How to complete this task: Print each entry exactly, all the way through.

Material supplied:
"""
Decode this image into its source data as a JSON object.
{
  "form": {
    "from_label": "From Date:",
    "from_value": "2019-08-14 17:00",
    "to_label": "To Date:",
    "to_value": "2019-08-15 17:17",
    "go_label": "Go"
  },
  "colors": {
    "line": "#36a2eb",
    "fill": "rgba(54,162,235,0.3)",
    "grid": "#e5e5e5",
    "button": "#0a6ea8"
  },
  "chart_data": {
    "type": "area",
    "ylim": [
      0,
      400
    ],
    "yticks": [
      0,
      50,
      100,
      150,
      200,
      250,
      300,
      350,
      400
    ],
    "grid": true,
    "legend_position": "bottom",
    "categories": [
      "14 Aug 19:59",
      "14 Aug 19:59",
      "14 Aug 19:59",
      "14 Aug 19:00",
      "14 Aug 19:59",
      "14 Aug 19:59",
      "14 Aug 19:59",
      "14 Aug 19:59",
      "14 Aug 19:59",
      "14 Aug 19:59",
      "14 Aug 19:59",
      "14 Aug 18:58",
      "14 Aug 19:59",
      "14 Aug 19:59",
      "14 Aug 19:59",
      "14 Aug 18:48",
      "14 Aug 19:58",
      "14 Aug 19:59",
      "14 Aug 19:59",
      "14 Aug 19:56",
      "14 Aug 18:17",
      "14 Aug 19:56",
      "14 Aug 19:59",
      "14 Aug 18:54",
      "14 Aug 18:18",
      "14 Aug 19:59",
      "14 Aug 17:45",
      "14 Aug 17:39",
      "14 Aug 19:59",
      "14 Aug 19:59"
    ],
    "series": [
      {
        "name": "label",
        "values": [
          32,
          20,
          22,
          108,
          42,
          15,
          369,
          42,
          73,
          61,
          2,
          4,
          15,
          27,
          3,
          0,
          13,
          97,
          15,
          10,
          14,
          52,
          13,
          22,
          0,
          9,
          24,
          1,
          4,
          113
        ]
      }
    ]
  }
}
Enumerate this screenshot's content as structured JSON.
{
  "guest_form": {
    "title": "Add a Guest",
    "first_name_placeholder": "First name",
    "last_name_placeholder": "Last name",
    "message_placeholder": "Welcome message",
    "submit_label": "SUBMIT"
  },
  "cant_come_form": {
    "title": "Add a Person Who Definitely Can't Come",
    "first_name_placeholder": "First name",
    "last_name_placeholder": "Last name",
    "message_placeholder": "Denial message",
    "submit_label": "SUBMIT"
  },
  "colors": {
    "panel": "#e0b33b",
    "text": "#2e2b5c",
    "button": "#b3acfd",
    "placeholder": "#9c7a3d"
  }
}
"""
Solved exercise:
Decode this image into its source data as a JSON object.
{
  "form": {
    "from_label": "From Date:",
    "from_value": "2019-08-14 17:00",
    "to_label": "To Date:",
    "to_value": "2019-08-15 17:17",
    "go_label": "Go"
  },
  "colors": {
    "line": "#36a2eb",
    "fill": "rgba(54,162,235,0.3)",
    "grid": "#e5e5e5",
    "button": "#0a6ea8"
  },
  "chart_data": {
    "type": "area",
    "ylim": [
      0,
      400
    ],
    "yticks": [
      0,
      50,
      100,
      150,
      200,
      250,
      300,
      350,
      400
    ],
    "grid": true,
    "legend_position": "bottom",
    "categories": [
      "14 Aug 19:59",
      "14 Aug 19:59",
      "14 Aug 19:59",
      "14 Aug 19:00",
      "14 Aug 19:59",
      "14 Aug 19:59",
      "14 Aug 19:59",
      "14 Aug 19:59",
      "14 Aug 19:59",
      "14 Aug 19:59",
      "14 Aug 19:59",
      "14 Aug 18:58",
      "14 Aug 19:59",
      "14 Aug 19:59",
      "14 Aug 19:59",
      "14 Aug 18:48",
      "14 Aug 19:58",
      "14 Aug 19:59",
      "14 Aug 19:59",
      "14 Aug 19:56",
      "14 Aug 18:17",
      "14 Aug 19:56",
      "14 Aug 19:59",
      "14 Aug 18:54",
      "14 Aug 18:18",
      "14 Aug 19:59",
      "14 Aug 17:45",
      "14 Aug 17:39",
      "14 Aug 19:59",
      "14 Aug 19:59"
    ],
    "series": [
      {
        "name": "label",
        "values": [
          32,
          20,
          22,
          108,
          42,
          15,
          369,
          42,
          73,
          61,
          2,
          4,
          15,
          27,
          3,
          0,
          13,
          97,
          15,
          10,
          14,
          52,
          13,
          22,
          0,
          9,
          24,
          1,
          4,
          113
        ]
      }
    ]
  }
}
Enumerate this screenshot's content as structured JSON.
{
  "guest_form": {
    "title": "Add a Guest",
    "first_name_placeholder": "First name",
    "last_name_placeholder": "Last name",
    "message_placeholder": "Welcome message",
    "submit_label": "SUBMIT"
  },
  "cant_come_form": {
    "title": "Add a Person Who Definitely Can't Come",
    "first_name_placeholder": "First name",
    "last_name_placeholder": "Last name",
    "message_placeholder": "Denial message",
    "submit_label": "SUBMIT"
  },
  "colors": {
    "panel": "#e0b33b",
    "text": "#2e2b5c",
    "button": "#b3acfd",
    "placeholder": "#9c7a3d"
  }
}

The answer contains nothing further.